Like many of you, The Weedicle wondered who the hell those dudes are who were walking around on Joe College Day in black graduation gear and sunglasses. We see them around at LDOC and first day of classes and wonder, how can we best fuck with them? (Is throwing funnel cake at a man in a black cloak a bad idea? Apparently not.) But, instead, we decided to hit the University archives. What we’ve found is below, but before you go about making your own secret society, what makes these secret societies legit is that they have advisors in the administration or in the faculty and the University knows of, and possibly condones, their existence.
ALLEGEDLY ACTIVE SECRET SOCIETIES:
Old Trinity Club: These would be the aforementioned toolbags in capes and sunglasses (they’re shouting out “Eruditio et Religio” if you can’t hear them). Founded in 1955, Old Trinity Club was created because some guy was pissed off he didn’t get into the Order of the Red Friars (seriously). Today, rumor has it, they’re more like an all-male drinking club. Certain fraternities send some of their senior brothers to be a part of those fun little fashion shows they put on a few times a year. They have an advisor in the administration, but it is unknown to what extent they wield their influence today. They also seem to spend a lot of their time drinking behind the Allen Building. Fratacular.
C.I.: This is an an all-male group whose members are interested in careers in finance. The group is composed of not only seniors, but also promising sophomores.
“T.S.”: Rumor has it that a new secret society has formed, possibly before 2006. Certain administrators seem to know of its existence. This society is so secret, we don’t even know its full name. It is an all-male society (no homo?) and may have between 12 to 20 members from the sophomore, junior, and senior classes. The Weedicle wants to know more about T.S., so if you know anything, shoot us an e-mail at email@example.com.
ALLEGEDLY INACTIVE SOCIETIES:
Order of the Red Friars: Founded in 1913, the Red Friars was composed of seven male seniors. In 1925, a similar female society was created by the Red Friars, the Order of the White Duchy. The bell in Kilgo House J was hung by the Friars in 1950. The Friars were members of self-important Duke organizations such as student government and fraternities, who worked together under common goals and ideologies to improve Duke. In 1971, the society voluntarily disbanded, as sentiment on campus had turned against perceived elitism and the group was seen in a negative light. The group was known to have had powerful “Honorary Members” among graduates and/or faculty/administration.

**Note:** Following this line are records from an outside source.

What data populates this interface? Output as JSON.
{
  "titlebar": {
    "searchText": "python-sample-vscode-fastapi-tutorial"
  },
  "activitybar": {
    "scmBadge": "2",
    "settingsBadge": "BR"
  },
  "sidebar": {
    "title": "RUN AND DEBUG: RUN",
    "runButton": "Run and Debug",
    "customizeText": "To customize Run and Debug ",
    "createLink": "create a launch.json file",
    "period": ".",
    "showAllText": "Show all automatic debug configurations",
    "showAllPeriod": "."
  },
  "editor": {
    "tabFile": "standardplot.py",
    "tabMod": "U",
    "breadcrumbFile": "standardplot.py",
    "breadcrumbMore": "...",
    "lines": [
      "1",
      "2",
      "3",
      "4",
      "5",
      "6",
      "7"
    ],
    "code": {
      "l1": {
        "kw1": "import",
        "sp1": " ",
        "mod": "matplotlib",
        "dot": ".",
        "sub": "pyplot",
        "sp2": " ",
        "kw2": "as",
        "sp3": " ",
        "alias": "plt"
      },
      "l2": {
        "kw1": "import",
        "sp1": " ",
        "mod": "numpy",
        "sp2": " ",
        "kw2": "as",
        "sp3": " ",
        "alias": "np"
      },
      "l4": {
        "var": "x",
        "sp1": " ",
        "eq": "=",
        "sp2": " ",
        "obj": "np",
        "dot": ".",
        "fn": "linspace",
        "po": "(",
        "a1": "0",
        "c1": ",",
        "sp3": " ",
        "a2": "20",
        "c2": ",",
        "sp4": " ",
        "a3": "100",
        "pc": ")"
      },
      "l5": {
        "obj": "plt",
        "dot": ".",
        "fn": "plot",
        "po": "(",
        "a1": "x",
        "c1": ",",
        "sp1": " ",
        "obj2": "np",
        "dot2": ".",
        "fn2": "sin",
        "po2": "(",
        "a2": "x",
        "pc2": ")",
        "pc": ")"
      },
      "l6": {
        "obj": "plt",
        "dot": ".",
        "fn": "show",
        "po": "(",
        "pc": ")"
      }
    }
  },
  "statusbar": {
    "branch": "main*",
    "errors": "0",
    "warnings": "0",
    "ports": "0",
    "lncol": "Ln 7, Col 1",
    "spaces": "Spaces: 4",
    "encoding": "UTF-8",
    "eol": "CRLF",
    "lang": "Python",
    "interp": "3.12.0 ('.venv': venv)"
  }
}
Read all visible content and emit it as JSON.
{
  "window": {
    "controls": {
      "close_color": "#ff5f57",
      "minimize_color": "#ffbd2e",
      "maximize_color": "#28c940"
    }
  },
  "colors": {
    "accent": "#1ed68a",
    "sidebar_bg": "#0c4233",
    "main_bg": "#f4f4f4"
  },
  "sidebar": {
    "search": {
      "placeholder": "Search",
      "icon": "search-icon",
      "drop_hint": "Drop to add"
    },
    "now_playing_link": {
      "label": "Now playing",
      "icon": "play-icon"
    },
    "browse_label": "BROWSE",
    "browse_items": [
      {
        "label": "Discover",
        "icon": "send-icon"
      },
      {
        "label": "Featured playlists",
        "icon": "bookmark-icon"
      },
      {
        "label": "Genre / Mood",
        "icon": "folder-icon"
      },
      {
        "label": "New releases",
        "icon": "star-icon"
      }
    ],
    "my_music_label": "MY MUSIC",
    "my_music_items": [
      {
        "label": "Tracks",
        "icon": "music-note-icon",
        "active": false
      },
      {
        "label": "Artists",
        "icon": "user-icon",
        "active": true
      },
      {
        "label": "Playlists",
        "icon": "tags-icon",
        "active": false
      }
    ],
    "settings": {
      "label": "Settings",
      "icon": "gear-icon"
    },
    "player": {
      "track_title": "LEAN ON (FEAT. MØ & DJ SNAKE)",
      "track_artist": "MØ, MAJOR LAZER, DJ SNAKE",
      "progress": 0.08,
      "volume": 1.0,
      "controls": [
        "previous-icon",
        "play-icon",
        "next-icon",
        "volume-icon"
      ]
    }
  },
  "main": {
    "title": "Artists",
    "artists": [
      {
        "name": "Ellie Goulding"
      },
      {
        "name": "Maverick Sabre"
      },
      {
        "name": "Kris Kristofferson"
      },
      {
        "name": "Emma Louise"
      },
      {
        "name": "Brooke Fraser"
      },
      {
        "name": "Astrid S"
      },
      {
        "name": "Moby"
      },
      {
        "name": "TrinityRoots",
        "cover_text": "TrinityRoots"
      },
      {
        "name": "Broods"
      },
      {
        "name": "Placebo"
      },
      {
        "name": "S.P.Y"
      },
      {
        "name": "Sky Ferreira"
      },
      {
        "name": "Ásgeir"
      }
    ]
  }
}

Order of the Tombs: This may have been some sort of honorary athletic fraternity that existed very briefly.
Omicron Delta Kappa: This was a semi-secretive national leadership fraternity.
Order of the White Duchy: Mentioned above as the female arm of the Order of the Red Friars.
Order of the Chair: In 1959, a group of students spoofed both Red Friars and Old Trinity Club by creating their own not-so-secret society.